TORONTO–Google yesterday announced a new accelerator program to help grow startups at the series-A funding and seeding stages.
According to a Fortune article, 90 per cent of startups never take off, with insufficient capital, disharmony, poor marketing, and wrong team composition listed as key failing points. Well-funded companies, through establishing accelerator and incubator programs, can guide startups around some of those pain points while asserting their own products in the process.
“The opportunity here is in the scale-up, so we’re really trying to get startups that have a product-market fit that have a team in place,” said Sabrina Geremia, Google Canada country lead. “…[we’re] really going immersive on how to use our products platforms technology in order to scale.”
Qualified startups can receive equity-free support, three in-person boot camps hosted at Google, personal mentorship and feedback from Google experts. In addition, the accelerator program includes workshops on product design, customer acquisition, and leadership development to help the team develop a strong business foundation.
The new accelerator would be Google’s first own accelerator initiative in Canada and the 12th globally.
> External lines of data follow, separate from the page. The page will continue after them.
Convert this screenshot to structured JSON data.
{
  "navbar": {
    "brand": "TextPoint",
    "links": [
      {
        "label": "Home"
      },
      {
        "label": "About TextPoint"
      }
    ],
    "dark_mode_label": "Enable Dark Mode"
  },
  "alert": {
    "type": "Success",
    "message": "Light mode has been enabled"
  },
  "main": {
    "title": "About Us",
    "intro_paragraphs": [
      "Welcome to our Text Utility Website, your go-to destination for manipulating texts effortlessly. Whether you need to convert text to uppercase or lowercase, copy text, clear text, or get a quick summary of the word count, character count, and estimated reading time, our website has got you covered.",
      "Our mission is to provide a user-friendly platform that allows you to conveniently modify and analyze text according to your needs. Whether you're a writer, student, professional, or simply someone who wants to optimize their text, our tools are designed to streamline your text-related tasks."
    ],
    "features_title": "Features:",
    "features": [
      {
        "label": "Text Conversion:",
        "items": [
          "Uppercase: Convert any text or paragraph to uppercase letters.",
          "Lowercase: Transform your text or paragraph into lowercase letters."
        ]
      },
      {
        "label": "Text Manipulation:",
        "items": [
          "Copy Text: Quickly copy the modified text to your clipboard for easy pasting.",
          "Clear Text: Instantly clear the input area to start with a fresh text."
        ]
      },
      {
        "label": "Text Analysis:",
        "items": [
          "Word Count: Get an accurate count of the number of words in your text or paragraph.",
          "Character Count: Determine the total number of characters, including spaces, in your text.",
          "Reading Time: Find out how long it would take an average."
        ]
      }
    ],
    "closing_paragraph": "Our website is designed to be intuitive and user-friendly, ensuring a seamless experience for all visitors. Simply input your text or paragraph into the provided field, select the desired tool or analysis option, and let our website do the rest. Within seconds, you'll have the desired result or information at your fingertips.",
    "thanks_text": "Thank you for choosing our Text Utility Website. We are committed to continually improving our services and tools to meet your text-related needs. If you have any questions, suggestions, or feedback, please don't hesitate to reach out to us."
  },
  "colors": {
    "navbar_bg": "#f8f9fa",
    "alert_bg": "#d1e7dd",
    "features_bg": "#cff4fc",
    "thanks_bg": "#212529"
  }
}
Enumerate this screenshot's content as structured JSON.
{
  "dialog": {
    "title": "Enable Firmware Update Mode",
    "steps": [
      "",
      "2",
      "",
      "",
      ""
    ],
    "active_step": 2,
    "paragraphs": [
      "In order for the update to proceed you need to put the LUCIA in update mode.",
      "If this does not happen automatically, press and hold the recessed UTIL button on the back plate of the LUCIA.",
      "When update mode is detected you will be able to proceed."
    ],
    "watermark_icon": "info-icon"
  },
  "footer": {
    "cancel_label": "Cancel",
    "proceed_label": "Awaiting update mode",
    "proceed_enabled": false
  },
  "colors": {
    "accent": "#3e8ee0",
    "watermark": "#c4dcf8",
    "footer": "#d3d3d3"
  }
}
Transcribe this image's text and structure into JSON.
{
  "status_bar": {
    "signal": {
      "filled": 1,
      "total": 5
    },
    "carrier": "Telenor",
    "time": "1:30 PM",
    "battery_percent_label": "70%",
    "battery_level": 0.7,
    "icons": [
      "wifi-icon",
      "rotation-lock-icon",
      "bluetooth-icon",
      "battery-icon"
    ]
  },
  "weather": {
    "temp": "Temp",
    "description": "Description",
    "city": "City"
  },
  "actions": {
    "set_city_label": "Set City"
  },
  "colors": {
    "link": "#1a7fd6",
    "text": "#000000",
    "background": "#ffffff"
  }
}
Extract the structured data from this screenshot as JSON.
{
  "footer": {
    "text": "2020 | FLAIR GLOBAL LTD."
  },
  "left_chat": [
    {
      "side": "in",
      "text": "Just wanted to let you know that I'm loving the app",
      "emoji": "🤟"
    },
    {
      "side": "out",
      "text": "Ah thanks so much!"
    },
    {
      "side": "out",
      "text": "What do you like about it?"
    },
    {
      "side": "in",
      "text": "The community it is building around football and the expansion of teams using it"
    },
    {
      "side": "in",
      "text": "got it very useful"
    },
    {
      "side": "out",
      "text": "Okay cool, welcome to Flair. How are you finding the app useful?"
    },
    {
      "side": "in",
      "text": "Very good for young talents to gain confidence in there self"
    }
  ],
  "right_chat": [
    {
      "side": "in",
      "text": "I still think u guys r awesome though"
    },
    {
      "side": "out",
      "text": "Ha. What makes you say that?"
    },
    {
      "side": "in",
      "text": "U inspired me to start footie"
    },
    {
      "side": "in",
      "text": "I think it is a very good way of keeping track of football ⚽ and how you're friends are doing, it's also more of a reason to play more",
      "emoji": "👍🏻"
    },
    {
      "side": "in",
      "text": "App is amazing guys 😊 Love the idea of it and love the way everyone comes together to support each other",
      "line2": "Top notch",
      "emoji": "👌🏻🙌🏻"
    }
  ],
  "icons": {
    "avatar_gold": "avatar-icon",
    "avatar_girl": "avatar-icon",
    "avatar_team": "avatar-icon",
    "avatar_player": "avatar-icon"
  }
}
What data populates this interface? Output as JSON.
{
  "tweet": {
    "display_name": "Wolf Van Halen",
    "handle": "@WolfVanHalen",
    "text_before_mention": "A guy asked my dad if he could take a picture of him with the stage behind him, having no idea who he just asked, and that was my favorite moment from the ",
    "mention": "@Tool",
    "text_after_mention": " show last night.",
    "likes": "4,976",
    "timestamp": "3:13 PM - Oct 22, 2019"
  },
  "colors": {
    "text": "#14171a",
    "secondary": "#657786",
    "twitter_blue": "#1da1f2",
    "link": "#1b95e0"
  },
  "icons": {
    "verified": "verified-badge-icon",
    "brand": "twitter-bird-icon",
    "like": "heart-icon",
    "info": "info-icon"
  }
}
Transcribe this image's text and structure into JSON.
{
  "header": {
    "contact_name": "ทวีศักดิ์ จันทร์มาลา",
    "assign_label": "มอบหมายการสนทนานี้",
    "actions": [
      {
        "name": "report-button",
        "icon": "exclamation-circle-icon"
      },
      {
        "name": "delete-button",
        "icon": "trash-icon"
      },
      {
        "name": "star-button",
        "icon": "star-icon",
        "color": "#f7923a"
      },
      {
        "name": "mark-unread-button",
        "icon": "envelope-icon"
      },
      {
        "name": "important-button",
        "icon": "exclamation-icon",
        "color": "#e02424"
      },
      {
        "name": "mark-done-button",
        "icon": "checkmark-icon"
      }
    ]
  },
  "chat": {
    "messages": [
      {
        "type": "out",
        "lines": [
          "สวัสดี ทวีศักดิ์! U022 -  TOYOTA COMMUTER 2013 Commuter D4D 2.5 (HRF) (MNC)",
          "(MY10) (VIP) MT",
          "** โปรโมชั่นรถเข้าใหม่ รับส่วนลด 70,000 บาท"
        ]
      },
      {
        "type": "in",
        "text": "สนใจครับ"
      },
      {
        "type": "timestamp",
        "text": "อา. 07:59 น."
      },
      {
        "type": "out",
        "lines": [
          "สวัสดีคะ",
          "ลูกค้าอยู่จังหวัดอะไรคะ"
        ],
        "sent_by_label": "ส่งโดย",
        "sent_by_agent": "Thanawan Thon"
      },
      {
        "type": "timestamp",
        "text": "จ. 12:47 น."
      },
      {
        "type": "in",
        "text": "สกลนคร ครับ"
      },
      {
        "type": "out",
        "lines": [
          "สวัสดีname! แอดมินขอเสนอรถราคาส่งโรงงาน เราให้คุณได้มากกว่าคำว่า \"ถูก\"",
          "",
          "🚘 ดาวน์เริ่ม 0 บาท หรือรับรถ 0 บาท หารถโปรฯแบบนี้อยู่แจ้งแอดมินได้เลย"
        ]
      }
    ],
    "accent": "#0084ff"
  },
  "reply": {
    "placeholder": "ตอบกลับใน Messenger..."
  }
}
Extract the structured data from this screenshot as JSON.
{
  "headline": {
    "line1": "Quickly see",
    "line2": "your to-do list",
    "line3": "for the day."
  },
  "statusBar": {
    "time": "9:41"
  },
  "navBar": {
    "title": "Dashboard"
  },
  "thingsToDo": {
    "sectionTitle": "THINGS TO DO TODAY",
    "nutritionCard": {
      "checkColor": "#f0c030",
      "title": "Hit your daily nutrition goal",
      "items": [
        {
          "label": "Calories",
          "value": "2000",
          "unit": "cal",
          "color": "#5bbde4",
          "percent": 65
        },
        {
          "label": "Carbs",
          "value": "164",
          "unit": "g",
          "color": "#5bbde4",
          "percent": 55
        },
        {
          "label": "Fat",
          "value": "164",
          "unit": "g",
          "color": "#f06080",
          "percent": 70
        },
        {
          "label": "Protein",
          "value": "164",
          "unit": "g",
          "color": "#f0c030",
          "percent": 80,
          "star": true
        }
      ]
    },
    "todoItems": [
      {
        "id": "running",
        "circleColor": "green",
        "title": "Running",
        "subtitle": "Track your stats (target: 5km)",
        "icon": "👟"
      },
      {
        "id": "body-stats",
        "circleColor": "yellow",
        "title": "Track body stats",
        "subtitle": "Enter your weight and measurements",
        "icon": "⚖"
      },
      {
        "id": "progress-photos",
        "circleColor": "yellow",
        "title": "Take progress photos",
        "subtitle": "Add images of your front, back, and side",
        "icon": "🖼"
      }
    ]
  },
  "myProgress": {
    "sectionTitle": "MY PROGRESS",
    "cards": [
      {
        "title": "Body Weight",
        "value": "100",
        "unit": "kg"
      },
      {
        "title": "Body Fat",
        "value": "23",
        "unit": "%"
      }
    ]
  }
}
Based in Waterloo, Ont., it will begin accepting applications starting March 2. Between 16 to 20 applicants will be chosen and divided into two cohorts. The acceleration program will last three months.
“This is going to be complementary to all the work that we do with our partners in the ecosystem,” said Geremia. “I think this is an additional investment. We have Google for Startups everywhere, and this is a real value add that we hadn’t gone with this type of programming in Canada.”
In parallel to the announcement, Google also announced plans for three new buildings divided between Toronto, Waterloo and Montreal. They’re expected to provide workspaces for around 5,000 employees.
Canada’s thriving tech sector
Canada’s technology scene has thrived in recent years, ranking exceptionally high in innovation and talent attraction. According to IMD’s World Talent Ranking 2018, Canada ranked sixth in attracting and retaining talent and is the only non-European country to break into the top 10. It’s also ahead of the U.S. by six places (12th). Canada’s strong talent pool reflects its welcoming immigration policies and multiculturalism that entices skilled international workers.
Hockeystick, an open-source startup database that began as a startup itself in 2014, said Canada grew its tech sector by 50 per cent between 2014 to 2019. Out of the jobs created, almost half of them were in Toronto.
In its 2018 ICT profile, the Canadian government stated that Canada’s information and communications technologies sector generated CA$86.6 billion GDP, accounting for 4.5 per cent of the national GDP. The ICT industry also spent CA$6.2 billion in research and development, the highest of all private sectors. The ICT sector only had 102 firms with more than 500 employees, the rest–a staggering 35,500–were small businesses with fewer than 10 employees.